There are dozens of different gemstone types that are very beautiful. But in order to be suitable for use in jewelry, they must be durable as well. A gemstone’s durability is measured by three different properties - toughness, hardness, and stability.

Toughness determines how resistant a gemstone is to chipping or breaking. It is measured on a scale from poor to exceptional.
Hardness is measured by the Mohs Scale, which assigns gem materials a number between 1 to 10. Friedrich Mohs developed the system in 1812 by testing which gems could scratch the others, and ranking them on this basis. However, the scale is relative rather than absolute: diamond (the mineral rated as a 10) is actually about four times harder than sapphire (9). Compared to talc (1), diamond is 1,500 times harder!

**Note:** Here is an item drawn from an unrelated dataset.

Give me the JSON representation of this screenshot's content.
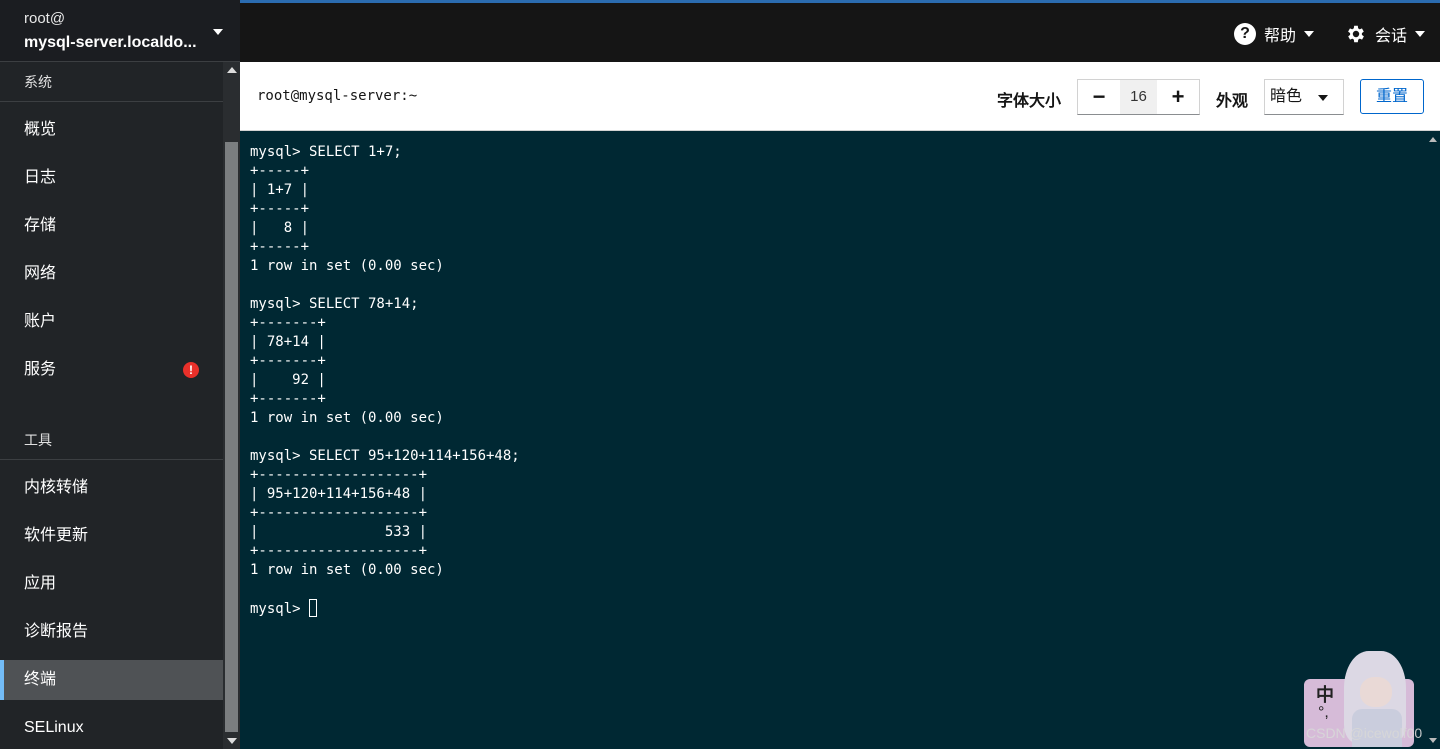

Stability determines how a gemstone reacts to heat, light, and chemicals. Certain stones are more likely to be damaged if exposed to extreme temperatures, and others can fade if they are exposed to sunlight for an extended period. Acidic materials can damage some gem materials, especially organics such as pearl.

A gemstone’s durability can also help determine what types of jewelry would suit it best. More fragile stones such as opal, tanzanite, and pearl are safest when set into earrings or necklaces. Extremely durable gems like diamond, ruby, and sapphire can safely be worn in rings or bracelets. Of course, with the proper care any gemstone can last for a lifetime no matter how it is set.